China yesterday called on the Dalai Lama to renounce "Tibetan independence" and stop separatist activities if he really wants to improve relations with Beijing.
The central government's attitude towards the Dalai Lama is to listen to his words while watching his action, said Foreign Ministry spokesman, Liu Jianchao during a weekly news briefing.
Liu's comment came in response to the Dalai Lama's recent statement in an interview, admitting Tibet is a part of the People's Republic of China.
"The Dalai Lama should genuinely renounce the stand of 'Tibetan independence,' stop all kinds of separatist activities, openly declare and acknowledge that Tibet is an inseparable part of China, that Taiwan is an inseparable part of China and that the government of People's Republic of China is the sole legal government representing the whole of China," Liu said.
He said the central government's policy towards the Dalai Lama is consistent and clear-cut.
Liu reiterated that Tibet is an inalienable part of China, a relationship accepted by the international community.
DPRK premier visit
During yesterday's news briefing, Liu also revealed that Premier Pak Bong-ju of the Democratic People's Republic of Korea (DPRK) will pay an official good-will visit to China next week to discuss the standoff over the nuclear issue on the Korean Peninsula.
The premier will arrive next Tuesday, a day after US Secretary of State Condoleezza Rice leaves Beijing after meetings with Chinese leaders, which are expected to focus on the nuclear issue.
Liu did not give details about who the premier would meet with or what would be discussed. However, he confirmed that the nuclear issue would definitely be touched upon.
Liu made the remarks amid Chinese Government's increased efforts to restart the Six-Party Talks after DPRK's statement in February that it suspends the talks indefinitely because of US hostile policy towards the DPRK.
Wang Jiarui, a senior Chinese official met with the DPRK top leader Kim Jong-il in Pyongyang days later in an effort to bring DPRK back to the discussion table. Foreign Ministry officials have visited the United States and the Republic of Korea.
South China Sea co-operation
The spokesman hailed the agreement made by China, Viet Nam and the Philippines oil companies to conduct a joint marine seismic survey in certain areas in the South China Sea as "a historic contribution to the peace, stability and development in the region."

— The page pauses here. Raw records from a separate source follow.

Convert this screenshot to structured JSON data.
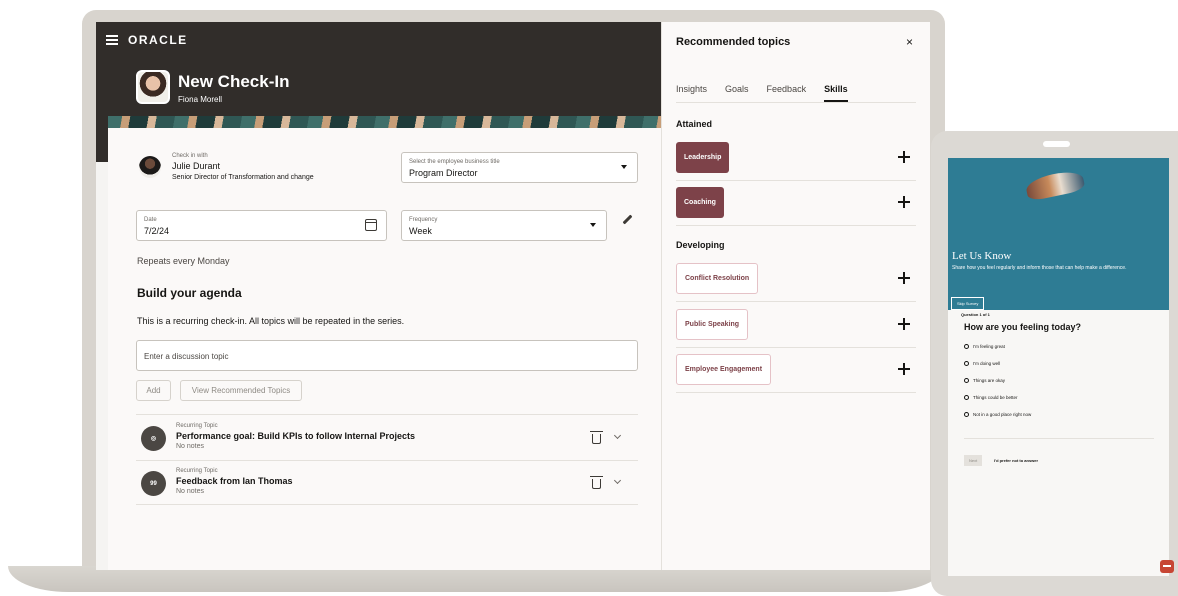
{
  "app": {
    "brand": "ORACLE",
    "page_title": "New Check-In",
    "page_subtitle": "Fiona Morell"
  },
  "checkin": {
    "label": "Check in with",
    "name": "Julie Durant",
    "role": "Senior Director of Transformation and change"
  },
  "business_title": {
    "label": "Select the employee business title",
    "value": "Program Director"
  },
  "date": {
    "label": "Date",
    "value": "7/2/24"
  },
  "frequency": {
    "label": "Frequency",
    "value": "Week"
  },
  "repeats": "Repeats every Monday",
  "agenda": {
    "title": "Build your agenda",
    "description": "This is a recurring check-in. All topics will be repeated in the series.",
    "input_placeholder": "Enter a discussion topic",
    "add_label": "Add",
    "view_recommended_label": "View Recommended Topics",
    "topics": [
      {
        "kind": "Recurring Topic",
        "title": "Performance goal: Build KPIs to follow Internal Projects",
        "notes": "No notes",
        "icon": "target-icon"
      },
      {
        "kind": "Recurring Topic",
        "title": "Feedback from Ian Thomas",
        "notes": "No notes",
        "icon": "quote-icon",
        "icon_text": "99"
      }
    ]
  },
  "drawer": {
    "title": "Recommended topics",
    "close": "×",
    "tabs": [
      "Insights",
      "Goals",
      "Feedback",
      "Skills"
    ],
    "active_tab": "Skills",
    "attained_title": "Attained",
    "attained": [
      "Leadership",
      "Coaching"
    ],
    "developing_title": "Developing",
    "developing": [
      "Conflict Resolution",
      "Public Speaking",
      "Employee Engagement"
    ],
    "chip_color": "#7d4249"
  },
  "survey": {
    "heading": "Let Us Know",
    "description": "Share how you feel regularly and inform those that can help make a difference.",
    "skip_label": "Skip Survey",
    "question_count": "Question 1 of 1",
    "question": "How are you feeling today?",
    "options": [
      "I'm feeling great",
      "I'm doing well",
      "Things are okay",
      "Things could be better",
      "Not in a good place right now"
    ],
    "next_label": "Next",
    "prefer_label": "I'd prefer not to answer",
    "banner_color": "#2e7c94"
  }
}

"The agreement is seen as the important measures taken by the three parties to follow the principles enshrined in the Declaration on the Conduct of Parties in the South China Sea," Liu said.

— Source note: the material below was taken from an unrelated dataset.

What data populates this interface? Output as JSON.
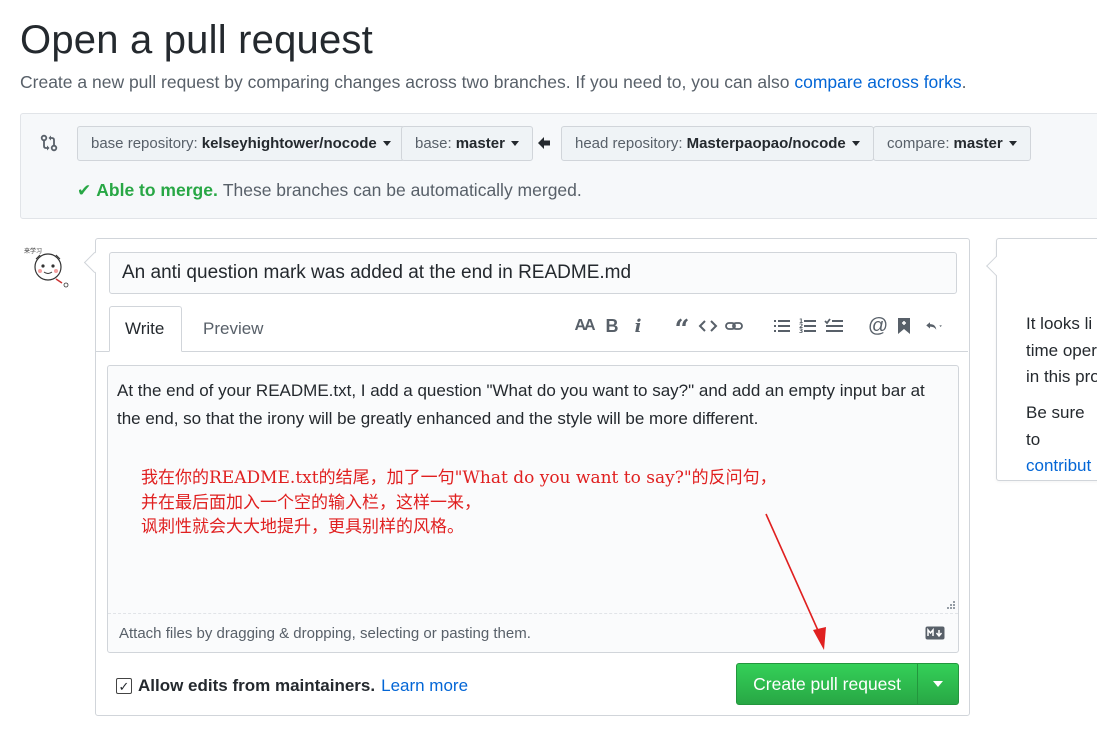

China National Offshore Oil Corporation, Philippines National Oil Corporation and Petro Viet Nam signed the accord, called the "Tripartite Agreement for the Joint Marine Seismic Undertaking in the Agreement Area in the South China Sea," in Manila on Monday.
Liu said China has been discussing the practical co-operation with ASEAN (Association of Southeast Asian Nations) member countries in the South China Sea based on the guideline of "putting aside the dispute for common development" in recent years.
He said China is making efforts to turn the South China Sea into a friendly and co-operative bridge between China and ASEAN.